“2-3 sessions of HIIT a week are sufficient, and if you have 24 hours’ rest between sessions the body will recover and you’ll lessen your risk of injury.”

Not allowing for this recovery time may actually slow down your results in the long run — and no one wants to be doing burpees for nothing!


4. Get the timing right

Exercising any time of the day is great, right? Well, maybe not. According to Abigail, you could get more from your workout depending on when you do it.

“HIIT in the morning raises the thermogenic effect in the body which increases the duration of time you burn calories throughout the day. HIIT late at night can make it harder for you to get to sleep as it wakes the body up — it’s recommended to do more relaxation-based exercise in the evening, such as yoga or Pilates.”

Sounds like it could be more worthwhile to set your alarm twenty minutes earlier in the morning, rather than squeezing your HIIT session in after dinner.


5. Don’t run on an empty tank

As with all exercise, you can get more from your body if you’ve filled it with the right fuel beforehand — and afterwards too, to help with recovery. That being said, it’s probably not wise to be jumping about on a full stomach, so make sure you time your nutrient intake so that you’ve had a chance to properly digest everything.

Eating carbs after a HIIT workout is important, as your muscle glycogen stores will have been depleted by the intense activity.


Take Home Message

With all this in mind, you should be set to smash your next HIIT session! While you shouldn’t be pushing yourself to dangerous levels, this type of training is supposed to test your body’s limits — so if you’re not thoroughly out of breath and very sweaty by the end, you’re definitely not going hard enough.

Our articles should be used for informational and educational purposes only and are not intended to be taken as medical advice. If you're concerned, consult a health professional before taking dietary supplements or introducing any major changes to your diet.

Lauren Dawes
Writer and expert
View Lauren Dawes's profile

Lauren is an English Literature graduate originally from the South. She’s always loved swimming, has discovered the power of weight training over the past few years, and has lots of room for improvement in her weekly hot yoga class.

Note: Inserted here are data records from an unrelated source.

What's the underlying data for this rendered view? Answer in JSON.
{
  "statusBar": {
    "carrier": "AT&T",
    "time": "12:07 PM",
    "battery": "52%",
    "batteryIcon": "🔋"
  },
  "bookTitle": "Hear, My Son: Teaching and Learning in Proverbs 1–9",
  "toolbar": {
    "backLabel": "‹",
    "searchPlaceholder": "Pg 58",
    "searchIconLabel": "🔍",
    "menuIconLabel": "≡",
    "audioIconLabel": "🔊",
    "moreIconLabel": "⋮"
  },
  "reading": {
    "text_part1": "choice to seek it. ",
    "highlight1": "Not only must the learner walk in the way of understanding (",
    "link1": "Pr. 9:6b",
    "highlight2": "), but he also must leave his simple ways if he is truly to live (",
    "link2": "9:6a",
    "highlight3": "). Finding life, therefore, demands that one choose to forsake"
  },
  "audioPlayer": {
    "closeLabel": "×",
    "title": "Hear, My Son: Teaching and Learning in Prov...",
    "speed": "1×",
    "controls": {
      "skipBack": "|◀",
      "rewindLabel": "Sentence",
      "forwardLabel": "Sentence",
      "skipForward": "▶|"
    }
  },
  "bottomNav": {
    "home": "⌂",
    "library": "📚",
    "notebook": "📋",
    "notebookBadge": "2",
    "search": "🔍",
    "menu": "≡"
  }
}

On the weekends she’s usually cooking or eating some kind of brunch, and she enjoys trying out new recipes with her housemates – especially since shaking off student habits, like mainly surviving off pasta. Above all, she’s a firm believer in keeping a balance between the gym and gin.

Find out more about Lauren’s experience here.